Berlin’s public transport company BVG just announced that the capital will rename a city centre metro station that has become notorious for bearing a name based on a derogatory word for Black people.
The announcement comes among a worldwide reckoning with buried legacies of racism and colonial crimes underpinning many western societies that were sparked by the brutal murder in the United States of George Floyd, a Black man, at the hands of a police officer in Minnesota.
Berlin’s BVG declared that the “Mohrenstrasse” metro station - literally Moor Street, using the medieval term for people from North Africa - will be renamed after another nearby street, the Glinkastrasse, which takes the name of a famous 19th-century Russian composer, Mikhail Ivanovich Glinka.
The station, a few hundred metres from the Brandenburg Gate, at the very centre of the German capital, has born a string of names since it was opened in 1908. It then acquired its present name in 1991.
Though the word “mohr” is no longer used in the modern German language, its history - linguists say it had acquired a derogatory flavour by the 18th century - have raised many objections over its use in some street names.
Last month, unidentified activists, possibly linked to the Black Lives Matter movement, taped over the station’s entrance, temporarily naming it “George Floyd Street”.
“Out of respect for the sometimes-controversial debate about the street name, BVG has decided not to use it to name the metro station any longer,” the company declared in a statement.

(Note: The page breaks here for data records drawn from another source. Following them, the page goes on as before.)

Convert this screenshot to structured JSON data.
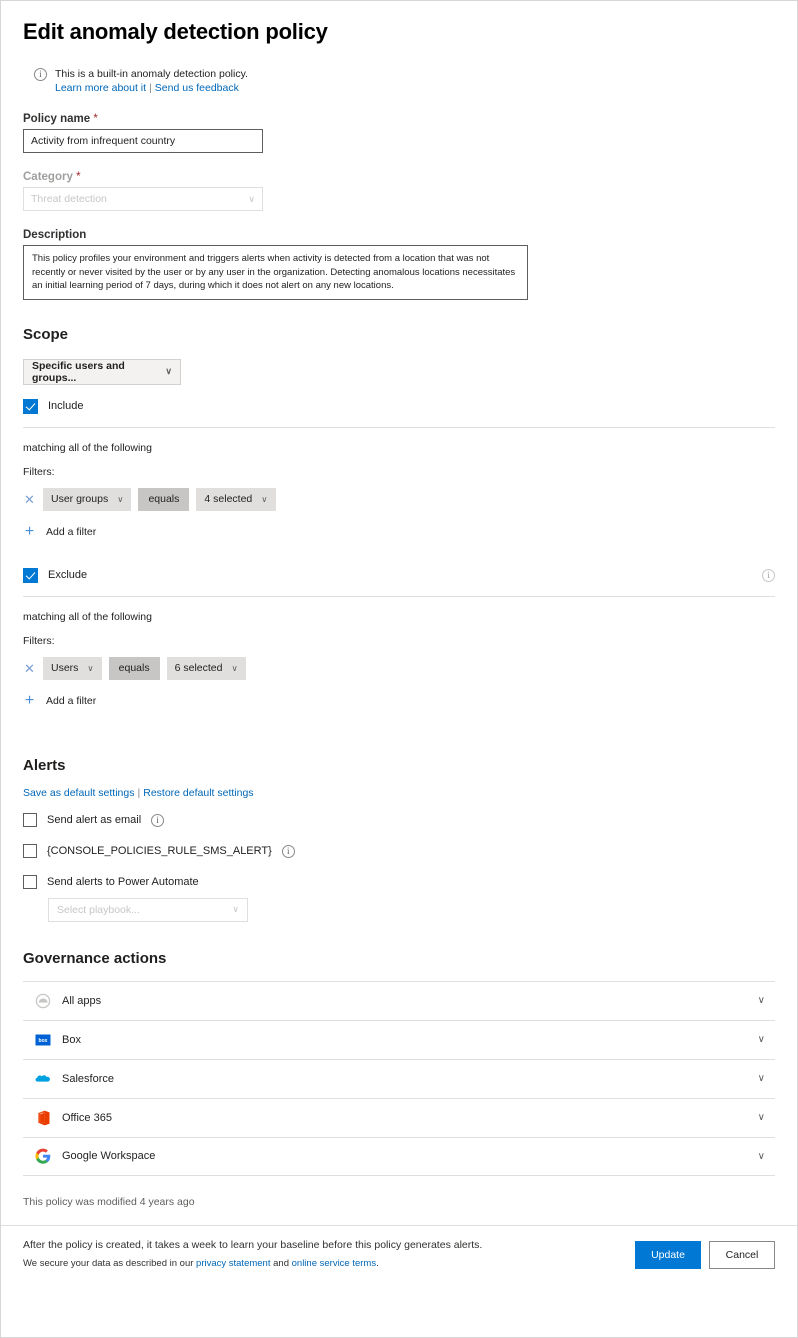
{
  "page": {
    "title": "Edit anomaly detection policy"
  },
  "notice": {
    "icon": "info-circle-icon",
    "text": "This is a built-in anomaly detection policy.",
    "learn_more": "Learn more about it",
    "divider": "|",
    "feedback": "Send us feedback"
  },
  "policy_name": {
    "label": "Policy name",
    "required_mark": "*",
    "value": "Activity from infrequent country"
  },
  "category": {
    "label": "Category",
    "required_mark": "*",
    "value": "Threat detection",
    "chevron": "∨"
  },
  "description": {
    "label": "Description",
    "value": "This policy profiles your environment and triggers alerts when activity is detected from a location that was not recently or never visited by the user or by any user in the organization. Detecting anomalous locations necessitates an initial learning period of 7 days, during which it does not alert on any new locations."
  },
  "scope": {
    "heading": "Scope",
    "selector_value": "Specific users and groups...",
    "chevron": "∨",
    "include": {
      "label": "Include",
      "checked": true,
      "matching_text": "matching all of the following",
      "filters_label": "Filters:",
      "filters": [
        {
          "remove": "✕",
          "field": "User groups",
          "operator": "equals",
          "value": "4 selected",
          "chevron": "∨"
        }
      ],
      "add_filter": "Add a filter",
      "plus": "+"
    },
    "exclude": {
      "label": "Exclude",
      "checked": true,
      "info_icon": "info-circle-icon",
      "matching_text": "matching all of the following",
      "filters_label": "Filters:",
      "filters": [
        {
          "remove": "✕",
          "field": "Users",
          "operator": "equals",
          "value": "6 selected",
          "chevron": "∨"
        }
      ],
      "add_filter": "Add a filter",
      "plus": "+"
    }
  },
  "alerts": {
    "heading": "Alerts",
    "save_default": "Save as default settings",
    "divider": "|",
    "restore_default": "Restore default settings",
    "options": [
      {
        "label": "Send alert as email",
        "checked": false,
        "info": true
      },
      {
        "label": "{CONSOLE_POLICIES_RULE_SMS_ALERT}",
        "checked": false,
        "info": true
      },
      {
        "label": "Send alerts to Power Automate",
        "checked": false,
        "info": false
      }
    ],
    "playbook": {
      "placeholder": "Select playbook...",
      "chevron": "∨"
    }
  },
  "governance": {
    "heading": "Governance actions",
    "rows": [
      {
        "name": "All apps",
        "icon": "all-apps-icon",
        "chevron": "∨"
      },
      {
        "name": "Box",
        "icon": "box-icon",
        "chevron": "∨"
      },
      {
        "name": "Salesforce",
        "icon": "salesforce-icon",
        "chevron": "∨"
      },
      {
        "name": "Office 365",
        "icon": "office365-icon",
        "chevron": "∨"
      },
      {
        "name": "Google Workspace",
        "icon": "google-workspace-icon",
        "chevron": "∨"
      }
    ]
  },
  "footer": {
    "modified": "This policy was modified 4 years ago",
    "note_line1": "After the policy is created, it takes a week to learn your baseline before this policy generates alerts.",
    "note_line2_pre": "We secure your data as described in our ",
    "privacy_link": "privacy statement",
    "note_line2_mid": " and ",
    "terms_link": "online service terms",
    "note_line2_post": ".",
    "update_button": "Update",
    "cancel_button": "Cancel"
  },
  "colors": {
    "accent": "#0078d4",
    "link": "#0067b8",
    "required": "#a4262c"
  }
}
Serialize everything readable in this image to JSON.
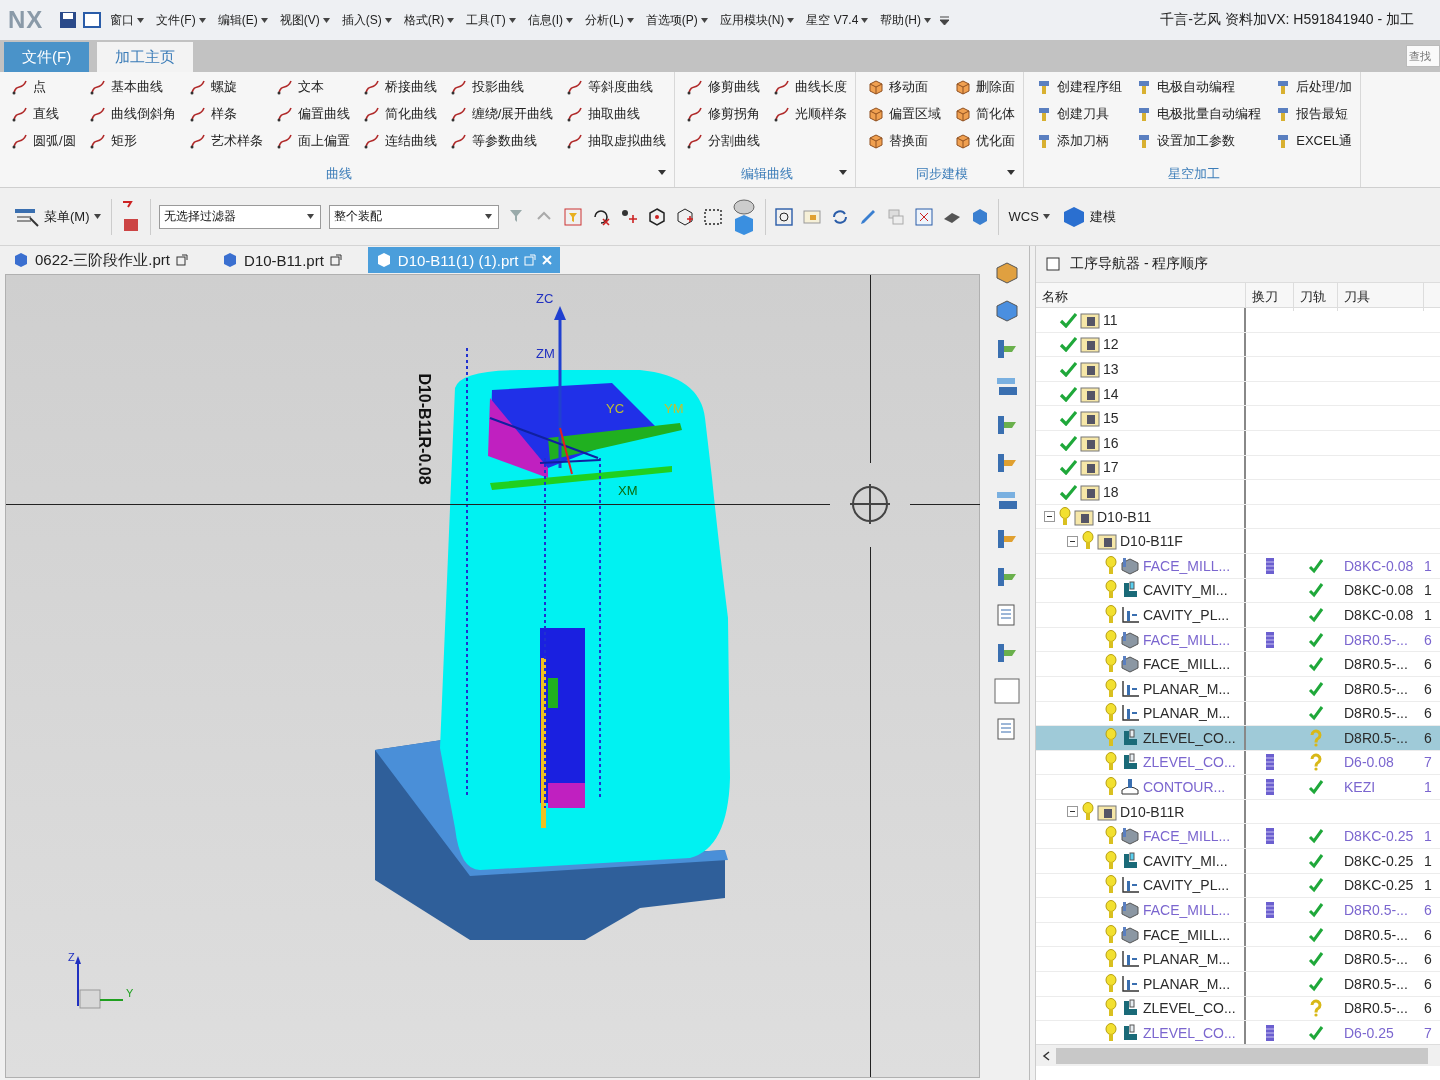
{
  "app": {
    "logo": "NX",
    "title": "千言-艺风 资料加VX: H591841940 - 加工"
  },
  "menus": [
    "窗口",
    "文件(F)",
    "编辑(E)",
    "视图(V)",
    "插入(S)",
    "格式(R)",
    "工具(T)",
    "信息(I)",
    "分析(L)",
    "首选项(P)",
    "应用模块(N)",
    "星空 V7.4",
    "帮助(H)"
  ],
  "ribbon_tabs": [
    {
      "label": "文件(F)",
      "kind": "file",
      "selected": false
    },
    {
      "label": "加工主页",
      "kind": "tab",
      "selected": true
    }
  ],
  "search": {
    "placeholder": "查找"
  },
  "ribbon_groups": [
    {
      "label": "曲线",
      "kind": "curve",
      "more": true,
      "columns": [
        [
          "点",
          "直线",
          "圆弧/圆"
        ],
        [
          "基本曲线",
          "曲线倒斜角",
          "矩形"
        ],
        [
          "螺旋",
          "样条",
          "艺术样条"
        ],
        [
          "文本",
          "偏置曲线",
          "面上偏置"
        ],
        [
          "桥接曲线",
          "简化曲线",
          "连结曲线"
        ],
        [
          "投影曲线",
          "缠绕/展开曲线",
          "等参数曲线"
        ],
        [
          "等斜度曲线",
          "抽取曲线",
          "抽取虚拟曲线"
        ]
      ]
    },
    {
      "label": "编辑曲线",
      "kind": "curve",
      "more": true,
      "columns": [
        [
          "修剪曲线",
          "修剪拐角",
          "分割曲线"
        ],
        [
          "曲线长度",
          "光顺样条"
        ]
      ]
    },
    {
      "label": "同步建模",
      "kind": "sync",
      "more": true,
      "columns": [
        [
          "移动面",
          "偏置区域",
          "替换面"
        ],
        [
          "删除面",
          "简化体",
          "优化面"
        ]
      ]
    },
    {
      "label": "星空加工",
      "kind": "cam",
      "more": false,
      "columns": [
        [
          "创建程序组",
          "创建刀具",
          "添加刀柄"
        ],
        [
          "电极自动编程",
          "电极批量自动编程",
          "设置加工参数"
        ],
        [
          "后处理/加",
          "报告最短",
          "EXCEL通"
        ]
      ]
    }
  ],
  "toolbar": {
    "menu_button": "菜单(M)",
    "filters": [
      "无选择过滤器",
      "整个装配"
    ],
    "wcs": "WCS",
    "modeling": "建模"
  },
  "doc_tabs": [
    {
      "label": "0622-三阶段作业.prt",
      "selected": false
    },
    {
      "label": "D10-B11.prt",
      "selected": false
    },
    {
      "label": "D10-B11(1) (1).prt",
      "selected": true
    }
  ],
  "viewport": {
    "part_label": "D10-B11R-0.08",
    "axis_labels": [
      "ZC",
      "ZM",
      "YC",
      "YM",
      "XM"
    ],
    "triad_labels": [
      "Z",
      "Y"
    ]
  },
  "navigator": {
    "title": "工序导航器 - 程序顺序",
    "columns": [
      "名称",
      "换刀",
      "刀轨",
      "刀具"
    ],
    "rows": [
      {
        "name": "11",
        "complete": true,
        "selected": false
      },
      {
        "name": "12",
        "complete": true,
        "selected": false
      },
      {
        "name": "13",
        "complete": true,
        "selected": false
      },
      {
        "name": "14",
        "complete": true,
        "selected": false
      },
      {
        "name": "15",
        "complete": true,
        "selected": false
      },
      {
        "name": "16",
        "complete": true,
        "selected": false
      },
      {
        "name": "17",
        "complete": true,
        "selected": false
      },
      {
        "name": "18",
        "complete": true,
        "selected": false
      },
      {
        "name": "D10-B11",
        "complete": false,
        "expanded": true,
        "selected": false,
        "children": [
          {
            "name": "D10-B11F",
            "complete": false,
            "expanded": true,
            "selected": false,
            "children": [
              {
                "name": "FACE_MILL...",
                "kind": "face",
                "complete": false,
                "modified": true,
                "tool_change": true,
                "path_ok": true,
                "tool": "D8KC-0.08",
                "column_5": "1",
                "selected": false
              },
              {
                "name": "CAVITY_MI...",
                "kind": "cavity",
                "complete": false,
                "modified": false,
                "tool_change": false,
                "path_ok": true,
                "tool": "D8KC-0.08",
                "column_5": "1",
                "selected": false
              },
              {
                "name": "CAVITY_PL...",
                "kind": "planar",
                "complete": false,
                "modified": false,
                "tool_change": false,
                "path_ok": true,
                "tool": "D8KC-0.08",
                "column_5": "1",
                "selected": false
              },
              {
                "name": "FACE_MILL...",
                "kind": "face",
                "complete": false,
                "modified": true,
                "tool_change": true,
                "path_ok": true,
                "tool": "D8R0.5-...",
                "column_5": "6",
                "selected": false
              },
              {
                "name": "FACE_MILL...",
                "kind": "face",
                "complete": false,
                "modified": false,
                "tool_change": false,
                "path_ok": true,
                "tool": "D8R0.5-...",
                "column_5": "6",
                "selected": false
              },
              {
                "name": "PLANAR_M...",
                "kind": "planar",
                "complete": false,
                "modified": false,
                "tool_change": false,
                "path_ok": true,
                "tool": "D8R0.5-...",
                "column_5": "6",
                "selected": false
              },
              {
                "name": "PLANAR_M...",
                "kind": "planar",
                "complete": false,
                "modified": false,
                "tool_change": false,
                "path_ok": true,
                "tool": "D8R0.5-...",
                "column_5": "6",
                "selected": false
              },
              {
                "name": "ZLEVEL_CO...",
                "kind": "zlevel",
                "complete": false,
                "modified": false,
                "tool_change": false,
                "path_ok": false,
                "tool": "D8R0.5-...",
                "column_5": "6",
                "selected": true
              },
              {
                "name": "ZLEVEL_CO...",
                "kind": "zlevel",
                "complete": false,
                "modified": true,
                "tool_change": true,
                "path_ok": false,
                "tool": "D6-0.08",
                "column_5": "7",
                "selected": false
              },
              {
                "name": "CONTOUR...",
                "kind": "contour",
                "complete": false,
                "modified": true,
                "tool_change": true,
                "path_ok": true,
                "tool": "KEZI",
                "column_5": "1",
                "selected": false
              }
            ]
          },
          {
            "name": "D10-B11R",
            "complete": false,
            "expanded": true,
            "selected": false,
            "children": [
              {
                "name": "FACE_MILL...",
                "kind": "face",
                "complete": false,
                "modified": true,
                "tool_change": true,
                "path_ok": true,
                "tool": "D8KC-0.25",
                "column_5": "1",
                "selected": false
              },
              {
                "name": "CAVITY_MI...",
                "kind": "cavity",
                "complete": false,
                "modified": false,
                "tool_change": false,
                "path_ok": true,
                "tool": "D8KC-0.25",
                "column_5": "1",
                "selected": false
              },
              {
                "name": "CAVITY_PL...",
                "kind": "planar",
                "complete": false,
                "modified": false,
                "tool_change": false,
                "path_ok": true,
                "tool": "D8KC-0.25",
                "column_5": "1",
                "selected": false
              },
              {
                "name": "FACE_MILL...",
                "kind": "face",
                "complete": false,
                "modified": true,
                "tool_change": true,
                "path_ok": true,
                "tool": "D8R0.5-...",
                "column_5": "6",
                "selected": false
              },
              {
                "name": "FACE_MILL...",
                "kind": "face",
                "complete": false,
                "modified": false,
                "tool_change": false,
                "path_ok": true,
                "tool": "D8R0.5-...",
                "column_5": "6",
                "selected": false
              },
              {
                "name": "PLANAR_M...",
                "kind": "planar",
                "complete": false,
                "modified": false,
                "tool_change": false,
                "path_ok": true,
                "tool": "D8R0.5-...",
                "column_5": "6",
                "selected": false
              },
              {
                "name": "PLANAR_M...",
                "kind": "planar",
                "complete": false,
                "modified": false,
                "tool_change": false,
                "path_ok": true,
                "tool": "D8R0.5-...",
                "column_5": "6",
                "selected": false
              },
              {
                "name": "ZLEVEL_CO...",
                "kind": "zlevel",
                "complete": false,
                "modified": false,
                "tool_change": false,
                "path_ok": false,
                "tool": "D8R0.5-...",
                "column_5": "6",
                "selected": false
              },
              {
                "name": "ZLEVEL_CO...",
                "kind": "zlevel",
                "complete": false,
                "modified": true,
                "tool_change": true,
                "path_ok": true,
                "tool": "D6-0.25",
                "column_5": "7",
                "selected": false
              }
            ]
          }
        ]
      }
    ]
  }
}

It then concluded explaining: “BVG rejects all forms of racism and discrimination.”